== RECORDED DATA ==

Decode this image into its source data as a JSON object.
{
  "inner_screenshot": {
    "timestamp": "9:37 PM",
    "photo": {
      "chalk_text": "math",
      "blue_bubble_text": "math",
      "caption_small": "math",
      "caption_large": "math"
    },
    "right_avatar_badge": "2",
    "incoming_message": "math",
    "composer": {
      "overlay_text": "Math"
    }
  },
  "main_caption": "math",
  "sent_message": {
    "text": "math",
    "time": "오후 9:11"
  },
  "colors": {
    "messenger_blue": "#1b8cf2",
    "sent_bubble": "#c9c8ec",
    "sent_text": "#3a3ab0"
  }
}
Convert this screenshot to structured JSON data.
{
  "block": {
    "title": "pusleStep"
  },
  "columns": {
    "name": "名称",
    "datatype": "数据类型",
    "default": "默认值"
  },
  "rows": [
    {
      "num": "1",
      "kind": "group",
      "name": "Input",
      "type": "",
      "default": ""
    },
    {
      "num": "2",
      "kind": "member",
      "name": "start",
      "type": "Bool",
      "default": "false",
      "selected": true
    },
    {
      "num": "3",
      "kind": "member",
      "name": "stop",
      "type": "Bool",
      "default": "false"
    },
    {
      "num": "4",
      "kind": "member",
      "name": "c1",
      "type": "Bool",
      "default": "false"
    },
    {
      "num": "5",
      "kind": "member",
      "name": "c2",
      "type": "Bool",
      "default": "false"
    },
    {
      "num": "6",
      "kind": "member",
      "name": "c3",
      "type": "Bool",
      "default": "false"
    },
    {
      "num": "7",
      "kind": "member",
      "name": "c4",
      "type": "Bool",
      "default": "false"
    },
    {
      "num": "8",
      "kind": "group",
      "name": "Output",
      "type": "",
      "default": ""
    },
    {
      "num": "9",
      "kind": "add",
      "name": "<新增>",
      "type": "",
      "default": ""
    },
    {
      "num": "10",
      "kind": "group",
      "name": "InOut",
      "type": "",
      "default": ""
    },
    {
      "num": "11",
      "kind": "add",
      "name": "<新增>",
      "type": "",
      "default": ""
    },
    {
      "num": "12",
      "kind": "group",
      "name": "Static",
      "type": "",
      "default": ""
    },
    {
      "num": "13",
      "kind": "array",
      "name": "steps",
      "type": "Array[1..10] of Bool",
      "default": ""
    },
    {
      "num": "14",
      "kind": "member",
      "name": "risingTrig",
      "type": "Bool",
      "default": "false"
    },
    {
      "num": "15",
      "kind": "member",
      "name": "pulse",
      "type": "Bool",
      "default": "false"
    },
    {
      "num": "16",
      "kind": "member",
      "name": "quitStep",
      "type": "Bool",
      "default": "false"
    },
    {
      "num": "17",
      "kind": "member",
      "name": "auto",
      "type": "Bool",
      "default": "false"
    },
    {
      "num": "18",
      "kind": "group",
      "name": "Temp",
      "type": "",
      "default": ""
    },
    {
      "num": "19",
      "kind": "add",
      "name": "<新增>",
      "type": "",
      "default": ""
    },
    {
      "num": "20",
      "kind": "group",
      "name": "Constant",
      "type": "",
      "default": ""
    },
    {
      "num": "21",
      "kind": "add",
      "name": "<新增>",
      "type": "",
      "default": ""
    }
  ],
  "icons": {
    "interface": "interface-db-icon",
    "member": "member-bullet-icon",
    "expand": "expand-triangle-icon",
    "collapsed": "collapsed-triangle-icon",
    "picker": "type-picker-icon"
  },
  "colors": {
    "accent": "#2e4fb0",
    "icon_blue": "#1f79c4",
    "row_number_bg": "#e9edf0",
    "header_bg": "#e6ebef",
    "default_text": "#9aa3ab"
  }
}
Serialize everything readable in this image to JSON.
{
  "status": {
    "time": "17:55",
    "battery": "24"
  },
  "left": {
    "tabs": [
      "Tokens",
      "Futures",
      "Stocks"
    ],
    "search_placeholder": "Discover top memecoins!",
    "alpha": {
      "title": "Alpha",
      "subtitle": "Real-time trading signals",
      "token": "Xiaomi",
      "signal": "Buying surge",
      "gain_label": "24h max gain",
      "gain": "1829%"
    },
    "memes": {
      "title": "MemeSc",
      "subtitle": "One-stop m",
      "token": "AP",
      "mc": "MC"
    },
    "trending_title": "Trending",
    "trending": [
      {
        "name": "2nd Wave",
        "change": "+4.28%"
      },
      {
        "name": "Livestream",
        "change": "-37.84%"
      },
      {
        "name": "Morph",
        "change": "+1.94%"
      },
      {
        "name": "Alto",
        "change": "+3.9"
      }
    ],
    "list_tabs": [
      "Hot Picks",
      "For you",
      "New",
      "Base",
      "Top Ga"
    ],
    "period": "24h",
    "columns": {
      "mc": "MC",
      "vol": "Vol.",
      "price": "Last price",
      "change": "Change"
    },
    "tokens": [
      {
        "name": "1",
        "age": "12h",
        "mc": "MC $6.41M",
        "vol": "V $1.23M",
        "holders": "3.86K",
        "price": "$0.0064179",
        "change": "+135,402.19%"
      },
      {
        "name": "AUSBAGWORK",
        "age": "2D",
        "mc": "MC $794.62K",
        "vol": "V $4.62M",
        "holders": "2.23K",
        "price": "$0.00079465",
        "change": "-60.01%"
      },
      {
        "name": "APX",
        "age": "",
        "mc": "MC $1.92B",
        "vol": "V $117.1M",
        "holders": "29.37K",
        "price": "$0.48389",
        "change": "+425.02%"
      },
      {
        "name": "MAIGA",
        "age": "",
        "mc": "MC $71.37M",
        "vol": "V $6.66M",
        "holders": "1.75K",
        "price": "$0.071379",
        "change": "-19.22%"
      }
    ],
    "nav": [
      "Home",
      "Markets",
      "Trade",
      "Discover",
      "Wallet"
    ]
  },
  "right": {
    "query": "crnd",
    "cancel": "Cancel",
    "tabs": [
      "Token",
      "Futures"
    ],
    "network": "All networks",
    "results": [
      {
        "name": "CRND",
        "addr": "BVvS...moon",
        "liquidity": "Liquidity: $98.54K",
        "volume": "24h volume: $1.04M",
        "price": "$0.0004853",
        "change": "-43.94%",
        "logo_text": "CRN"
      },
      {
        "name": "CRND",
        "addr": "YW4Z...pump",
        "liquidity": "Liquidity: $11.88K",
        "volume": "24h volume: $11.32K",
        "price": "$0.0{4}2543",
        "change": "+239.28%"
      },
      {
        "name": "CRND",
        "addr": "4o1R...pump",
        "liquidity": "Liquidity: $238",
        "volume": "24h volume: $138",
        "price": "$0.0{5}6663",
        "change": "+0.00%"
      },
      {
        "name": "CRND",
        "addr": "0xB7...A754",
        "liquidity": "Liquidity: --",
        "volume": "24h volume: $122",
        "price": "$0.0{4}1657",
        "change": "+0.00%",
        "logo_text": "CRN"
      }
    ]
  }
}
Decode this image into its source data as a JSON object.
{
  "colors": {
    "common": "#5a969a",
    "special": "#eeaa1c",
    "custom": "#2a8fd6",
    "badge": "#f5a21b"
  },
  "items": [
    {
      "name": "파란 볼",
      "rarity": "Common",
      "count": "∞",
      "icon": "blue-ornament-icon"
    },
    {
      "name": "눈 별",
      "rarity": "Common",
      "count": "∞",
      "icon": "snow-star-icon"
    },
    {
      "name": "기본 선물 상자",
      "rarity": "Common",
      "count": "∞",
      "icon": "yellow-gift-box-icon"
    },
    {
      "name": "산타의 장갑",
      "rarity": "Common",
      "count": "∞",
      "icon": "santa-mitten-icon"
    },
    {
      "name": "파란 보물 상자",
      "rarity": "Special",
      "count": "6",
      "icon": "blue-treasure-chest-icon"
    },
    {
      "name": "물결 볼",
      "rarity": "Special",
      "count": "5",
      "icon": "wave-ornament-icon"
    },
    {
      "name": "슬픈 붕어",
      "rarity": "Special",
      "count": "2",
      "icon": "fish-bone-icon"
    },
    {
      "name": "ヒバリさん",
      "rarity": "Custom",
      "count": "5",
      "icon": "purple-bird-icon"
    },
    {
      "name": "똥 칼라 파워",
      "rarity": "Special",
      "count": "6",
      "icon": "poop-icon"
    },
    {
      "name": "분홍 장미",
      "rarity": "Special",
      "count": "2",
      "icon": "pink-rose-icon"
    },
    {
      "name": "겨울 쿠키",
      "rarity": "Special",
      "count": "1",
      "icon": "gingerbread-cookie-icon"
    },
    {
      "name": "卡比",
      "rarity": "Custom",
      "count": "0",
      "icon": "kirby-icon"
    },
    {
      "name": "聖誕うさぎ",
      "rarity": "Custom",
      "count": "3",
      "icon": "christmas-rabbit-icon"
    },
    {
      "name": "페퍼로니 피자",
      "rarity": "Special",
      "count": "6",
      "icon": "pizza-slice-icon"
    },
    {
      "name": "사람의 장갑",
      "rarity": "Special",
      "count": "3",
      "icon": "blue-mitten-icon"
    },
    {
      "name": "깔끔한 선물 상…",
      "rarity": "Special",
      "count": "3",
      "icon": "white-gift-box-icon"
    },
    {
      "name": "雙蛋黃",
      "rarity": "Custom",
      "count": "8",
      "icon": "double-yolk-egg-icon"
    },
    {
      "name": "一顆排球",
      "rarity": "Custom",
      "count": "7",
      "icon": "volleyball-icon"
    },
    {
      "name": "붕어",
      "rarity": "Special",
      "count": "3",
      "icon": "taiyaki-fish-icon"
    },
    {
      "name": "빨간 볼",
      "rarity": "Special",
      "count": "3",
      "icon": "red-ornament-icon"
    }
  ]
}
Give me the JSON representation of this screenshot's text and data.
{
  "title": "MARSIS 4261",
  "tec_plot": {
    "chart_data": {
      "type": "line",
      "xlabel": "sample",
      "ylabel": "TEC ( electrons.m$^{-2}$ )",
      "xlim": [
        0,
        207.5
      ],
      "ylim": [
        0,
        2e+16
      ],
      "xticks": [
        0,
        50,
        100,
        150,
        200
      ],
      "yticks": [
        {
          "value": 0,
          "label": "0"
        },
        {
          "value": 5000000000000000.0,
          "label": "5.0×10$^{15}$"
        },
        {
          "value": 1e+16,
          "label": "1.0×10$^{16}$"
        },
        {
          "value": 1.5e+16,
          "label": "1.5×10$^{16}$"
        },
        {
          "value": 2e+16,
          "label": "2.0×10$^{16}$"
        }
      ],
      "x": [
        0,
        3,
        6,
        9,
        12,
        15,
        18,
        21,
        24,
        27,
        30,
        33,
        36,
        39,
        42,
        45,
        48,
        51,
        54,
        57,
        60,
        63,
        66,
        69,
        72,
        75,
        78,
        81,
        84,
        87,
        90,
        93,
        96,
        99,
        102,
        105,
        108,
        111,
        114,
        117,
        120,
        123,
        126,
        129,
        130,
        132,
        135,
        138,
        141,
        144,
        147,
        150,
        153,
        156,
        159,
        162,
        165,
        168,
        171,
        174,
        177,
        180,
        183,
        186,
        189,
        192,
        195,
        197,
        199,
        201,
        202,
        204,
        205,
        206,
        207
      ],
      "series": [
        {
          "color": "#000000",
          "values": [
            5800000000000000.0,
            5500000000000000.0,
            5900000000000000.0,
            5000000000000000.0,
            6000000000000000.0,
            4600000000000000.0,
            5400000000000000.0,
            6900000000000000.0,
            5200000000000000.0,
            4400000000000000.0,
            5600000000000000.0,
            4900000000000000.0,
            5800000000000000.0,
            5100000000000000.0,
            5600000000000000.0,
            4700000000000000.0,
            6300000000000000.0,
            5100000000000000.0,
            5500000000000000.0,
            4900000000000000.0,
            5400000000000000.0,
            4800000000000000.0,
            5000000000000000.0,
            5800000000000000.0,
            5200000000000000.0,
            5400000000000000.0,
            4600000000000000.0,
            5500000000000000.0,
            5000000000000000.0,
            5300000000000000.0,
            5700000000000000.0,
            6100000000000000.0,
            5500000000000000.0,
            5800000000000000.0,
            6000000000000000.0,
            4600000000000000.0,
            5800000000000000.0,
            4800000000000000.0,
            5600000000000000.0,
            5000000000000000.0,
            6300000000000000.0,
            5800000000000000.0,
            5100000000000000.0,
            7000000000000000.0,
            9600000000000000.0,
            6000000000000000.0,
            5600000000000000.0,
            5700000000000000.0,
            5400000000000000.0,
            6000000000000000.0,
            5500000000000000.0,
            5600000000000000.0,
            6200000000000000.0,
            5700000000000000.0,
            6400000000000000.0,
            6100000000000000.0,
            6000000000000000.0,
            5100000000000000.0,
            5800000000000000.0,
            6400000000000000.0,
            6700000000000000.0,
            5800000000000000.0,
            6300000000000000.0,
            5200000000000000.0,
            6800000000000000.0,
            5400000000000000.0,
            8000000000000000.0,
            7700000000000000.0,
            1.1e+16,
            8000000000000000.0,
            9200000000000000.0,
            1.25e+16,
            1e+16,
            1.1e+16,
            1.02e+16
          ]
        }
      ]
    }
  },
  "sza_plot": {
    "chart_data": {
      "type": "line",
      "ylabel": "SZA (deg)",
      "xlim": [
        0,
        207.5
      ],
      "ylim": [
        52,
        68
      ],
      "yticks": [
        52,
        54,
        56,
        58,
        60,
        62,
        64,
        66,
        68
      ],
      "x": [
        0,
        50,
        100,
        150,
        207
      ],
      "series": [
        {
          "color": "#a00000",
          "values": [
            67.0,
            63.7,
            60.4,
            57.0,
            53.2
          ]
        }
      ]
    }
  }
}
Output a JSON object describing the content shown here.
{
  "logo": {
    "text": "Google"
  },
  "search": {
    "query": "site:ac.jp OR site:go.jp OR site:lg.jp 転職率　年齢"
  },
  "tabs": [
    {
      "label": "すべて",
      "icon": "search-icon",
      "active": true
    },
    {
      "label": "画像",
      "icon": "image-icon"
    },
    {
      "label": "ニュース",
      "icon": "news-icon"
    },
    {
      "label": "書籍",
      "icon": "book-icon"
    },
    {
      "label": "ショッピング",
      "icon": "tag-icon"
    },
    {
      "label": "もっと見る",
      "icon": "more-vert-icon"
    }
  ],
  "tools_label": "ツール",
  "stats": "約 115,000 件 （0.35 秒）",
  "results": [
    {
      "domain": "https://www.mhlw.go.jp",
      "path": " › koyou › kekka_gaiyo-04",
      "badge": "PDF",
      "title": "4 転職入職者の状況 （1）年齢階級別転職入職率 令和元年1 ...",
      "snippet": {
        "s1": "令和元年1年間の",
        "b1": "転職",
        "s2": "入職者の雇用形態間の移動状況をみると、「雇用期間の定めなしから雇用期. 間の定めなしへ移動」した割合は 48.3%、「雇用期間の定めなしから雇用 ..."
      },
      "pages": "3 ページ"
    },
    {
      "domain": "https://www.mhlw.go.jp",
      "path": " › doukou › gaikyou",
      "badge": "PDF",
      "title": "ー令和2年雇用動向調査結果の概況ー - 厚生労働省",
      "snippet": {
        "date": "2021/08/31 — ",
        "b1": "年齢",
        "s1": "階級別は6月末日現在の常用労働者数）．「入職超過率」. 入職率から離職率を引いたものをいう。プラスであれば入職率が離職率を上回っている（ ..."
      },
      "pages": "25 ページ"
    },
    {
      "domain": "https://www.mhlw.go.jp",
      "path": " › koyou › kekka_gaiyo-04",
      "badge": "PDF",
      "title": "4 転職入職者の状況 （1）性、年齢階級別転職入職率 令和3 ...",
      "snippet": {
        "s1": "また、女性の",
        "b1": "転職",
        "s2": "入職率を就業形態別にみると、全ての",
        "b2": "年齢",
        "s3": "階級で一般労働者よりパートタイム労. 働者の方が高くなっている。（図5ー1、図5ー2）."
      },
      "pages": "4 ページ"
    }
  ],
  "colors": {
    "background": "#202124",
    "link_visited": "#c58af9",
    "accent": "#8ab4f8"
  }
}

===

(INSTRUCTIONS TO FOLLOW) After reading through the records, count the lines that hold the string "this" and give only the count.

(REPLY TO THE EXERCISE) 5